[Goal of the exercise]
Answer with the number of lines in the records that contain "JSON" and with nothing else.

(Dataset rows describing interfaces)
%%

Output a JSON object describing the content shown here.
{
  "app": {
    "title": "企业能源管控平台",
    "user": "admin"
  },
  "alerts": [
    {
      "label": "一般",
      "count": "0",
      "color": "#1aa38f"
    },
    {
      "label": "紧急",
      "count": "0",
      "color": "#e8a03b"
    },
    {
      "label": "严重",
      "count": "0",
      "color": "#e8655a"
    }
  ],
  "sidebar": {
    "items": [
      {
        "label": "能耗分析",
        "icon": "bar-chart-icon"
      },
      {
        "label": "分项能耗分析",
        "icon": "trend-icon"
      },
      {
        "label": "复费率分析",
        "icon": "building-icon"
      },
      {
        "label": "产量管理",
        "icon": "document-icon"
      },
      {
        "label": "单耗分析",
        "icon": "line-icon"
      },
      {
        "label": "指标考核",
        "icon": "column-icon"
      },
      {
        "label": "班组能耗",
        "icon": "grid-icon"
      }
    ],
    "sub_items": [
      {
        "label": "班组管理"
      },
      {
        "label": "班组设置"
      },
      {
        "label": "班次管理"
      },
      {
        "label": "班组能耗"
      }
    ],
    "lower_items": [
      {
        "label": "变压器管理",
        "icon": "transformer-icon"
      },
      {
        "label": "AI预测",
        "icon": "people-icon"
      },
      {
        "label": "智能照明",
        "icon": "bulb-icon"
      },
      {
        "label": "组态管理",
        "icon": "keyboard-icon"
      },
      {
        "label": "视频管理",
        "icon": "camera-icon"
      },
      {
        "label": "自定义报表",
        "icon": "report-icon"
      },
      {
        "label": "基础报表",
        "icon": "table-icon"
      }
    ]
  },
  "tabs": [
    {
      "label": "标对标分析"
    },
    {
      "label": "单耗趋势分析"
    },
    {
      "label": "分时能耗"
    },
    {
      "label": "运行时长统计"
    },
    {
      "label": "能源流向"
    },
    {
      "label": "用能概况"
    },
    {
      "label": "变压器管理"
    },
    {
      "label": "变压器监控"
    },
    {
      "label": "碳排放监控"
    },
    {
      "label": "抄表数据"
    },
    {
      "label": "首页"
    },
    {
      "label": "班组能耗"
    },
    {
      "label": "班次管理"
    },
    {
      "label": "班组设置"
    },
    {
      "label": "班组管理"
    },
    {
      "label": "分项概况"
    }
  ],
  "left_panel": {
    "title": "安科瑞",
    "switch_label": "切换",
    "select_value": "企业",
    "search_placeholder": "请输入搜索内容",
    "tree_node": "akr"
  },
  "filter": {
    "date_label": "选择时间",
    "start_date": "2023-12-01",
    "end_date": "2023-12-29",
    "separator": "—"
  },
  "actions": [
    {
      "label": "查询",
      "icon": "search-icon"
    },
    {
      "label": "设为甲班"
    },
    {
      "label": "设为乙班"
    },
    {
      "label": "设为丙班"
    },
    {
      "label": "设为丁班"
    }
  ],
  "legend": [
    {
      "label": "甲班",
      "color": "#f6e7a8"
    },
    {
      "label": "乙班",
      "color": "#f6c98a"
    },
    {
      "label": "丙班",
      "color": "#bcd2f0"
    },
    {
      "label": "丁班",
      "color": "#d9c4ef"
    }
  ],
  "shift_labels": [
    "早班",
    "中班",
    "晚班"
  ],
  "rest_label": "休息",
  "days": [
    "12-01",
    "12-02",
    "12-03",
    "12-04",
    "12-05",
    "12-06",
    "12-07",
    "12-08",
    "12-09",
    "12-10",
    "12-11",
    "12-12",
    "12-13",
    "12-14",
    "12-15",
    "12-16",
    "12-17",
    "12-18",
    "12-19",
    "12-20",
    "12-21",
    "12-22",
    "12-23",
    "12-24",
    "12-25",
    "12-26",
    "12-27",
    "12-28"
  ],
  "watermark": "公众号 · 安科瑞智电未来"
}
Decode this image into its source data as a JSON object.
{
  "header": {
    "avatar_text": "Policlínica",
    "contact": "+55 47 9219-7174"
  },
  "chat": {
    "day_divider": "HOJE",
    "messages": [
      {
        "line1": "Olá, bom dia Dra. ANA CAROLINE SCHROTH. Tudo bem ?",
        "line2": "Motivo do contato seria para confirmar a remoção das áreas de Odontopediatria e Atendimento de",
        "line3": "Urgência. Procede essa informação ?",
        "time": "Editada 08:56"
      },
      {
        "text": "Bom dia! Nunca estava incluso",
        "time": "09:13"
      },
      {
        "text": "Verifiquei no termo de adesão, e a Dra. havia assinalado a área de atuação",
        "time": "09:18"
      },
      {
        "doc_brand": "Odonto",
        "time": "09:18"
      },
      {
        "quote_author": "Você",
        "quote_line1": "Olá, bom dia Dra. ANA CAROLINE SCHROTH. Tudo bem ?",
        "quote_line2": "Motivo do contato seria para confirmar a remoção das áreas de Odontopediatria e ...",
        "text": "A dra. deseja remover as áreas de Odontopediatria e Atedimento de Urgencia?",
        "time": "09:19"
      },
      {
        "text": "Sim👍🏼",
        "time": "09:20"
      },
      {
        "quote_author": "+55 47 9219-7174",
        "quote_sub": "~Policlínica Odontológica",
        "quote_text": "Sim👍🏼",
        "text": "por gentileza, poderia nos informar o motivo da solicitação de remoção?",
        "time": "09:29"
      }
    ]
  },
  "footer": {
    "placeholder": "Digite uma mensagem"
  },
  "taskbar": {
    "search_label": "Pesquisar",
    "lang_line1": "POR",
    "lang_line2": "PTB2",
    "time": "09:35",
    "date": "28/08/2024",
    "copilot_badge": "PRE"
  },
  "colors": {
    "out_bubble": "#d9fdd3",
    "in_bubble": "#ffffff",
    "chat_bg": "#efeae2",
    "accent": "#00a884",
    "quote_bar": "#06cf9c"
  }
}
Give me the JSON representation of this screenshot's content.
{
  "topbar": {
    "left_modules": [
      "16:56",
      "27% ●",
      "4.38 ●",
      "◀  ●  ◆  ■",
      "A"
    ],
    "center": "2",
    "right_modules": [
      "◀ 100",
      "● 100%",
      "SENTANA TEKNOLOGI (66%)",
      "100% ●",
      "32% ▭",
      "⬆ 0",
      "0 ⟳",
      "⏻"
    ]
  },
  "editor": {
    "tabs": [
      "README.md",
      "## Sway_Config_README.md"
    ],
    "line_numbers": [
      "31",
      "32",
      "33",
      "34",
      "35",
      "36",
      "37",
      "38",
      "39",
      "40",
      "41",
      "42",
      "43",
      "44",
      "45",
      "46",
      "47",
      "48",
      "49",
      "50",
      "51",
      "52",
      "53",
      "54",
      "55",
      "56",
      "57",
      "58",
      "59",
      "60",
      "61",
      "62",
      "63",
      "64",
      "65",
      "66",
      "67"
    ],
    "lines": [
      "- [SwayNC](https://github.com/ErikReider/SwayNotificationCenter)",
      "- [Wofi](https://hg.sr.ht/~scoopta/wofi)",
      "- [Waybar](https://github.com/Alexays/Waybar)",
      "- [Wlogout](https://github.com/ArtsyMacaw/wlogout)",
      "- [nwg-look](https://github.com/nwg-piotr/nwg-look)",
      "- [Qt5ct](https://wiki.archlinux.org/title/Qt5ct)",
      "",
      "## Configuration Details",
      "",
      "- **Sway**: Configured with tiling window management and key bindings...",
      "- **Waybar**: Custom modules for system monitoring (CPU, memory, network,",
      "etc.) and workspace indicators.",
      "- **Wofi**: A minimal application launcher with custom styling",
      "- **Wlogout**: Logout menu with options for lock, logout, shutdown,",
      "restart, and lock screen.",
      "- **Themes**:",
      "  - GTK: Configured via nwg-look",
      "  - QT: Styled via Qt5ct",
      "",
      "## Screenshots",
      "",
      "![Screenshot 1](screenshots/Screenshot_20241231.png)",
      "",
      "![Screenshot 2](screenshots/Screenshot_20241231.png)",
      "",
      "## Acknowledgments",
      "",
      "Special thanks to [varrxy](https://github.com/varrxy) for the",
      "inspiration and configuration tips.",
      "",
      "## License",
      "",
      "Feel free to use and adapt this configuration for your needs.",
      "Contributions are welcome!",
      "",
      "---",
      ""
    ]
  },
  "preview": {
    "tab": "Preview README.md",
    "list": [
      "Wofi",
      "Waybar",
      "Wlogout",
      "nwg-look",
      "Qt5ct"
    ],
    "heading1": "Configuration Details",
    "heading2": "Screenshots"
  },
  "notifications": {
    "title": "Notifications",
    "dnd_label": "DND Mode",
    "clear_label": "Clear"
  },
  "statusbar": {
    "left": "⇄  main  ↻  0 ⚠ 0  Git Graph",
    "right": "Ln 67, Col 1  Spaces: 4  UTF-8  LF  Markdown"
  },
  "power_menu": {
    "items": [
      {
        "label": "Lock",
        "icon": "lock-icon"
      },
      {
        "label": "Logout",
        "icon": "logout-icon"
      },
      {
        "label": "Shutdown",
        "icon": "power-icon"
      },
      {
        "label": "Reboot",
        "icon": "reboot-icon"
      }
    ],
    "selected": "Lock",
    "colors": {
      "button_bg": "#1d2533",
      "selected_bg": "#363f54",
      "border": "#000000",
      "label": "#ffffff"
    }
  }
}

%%

[Solved problem]
3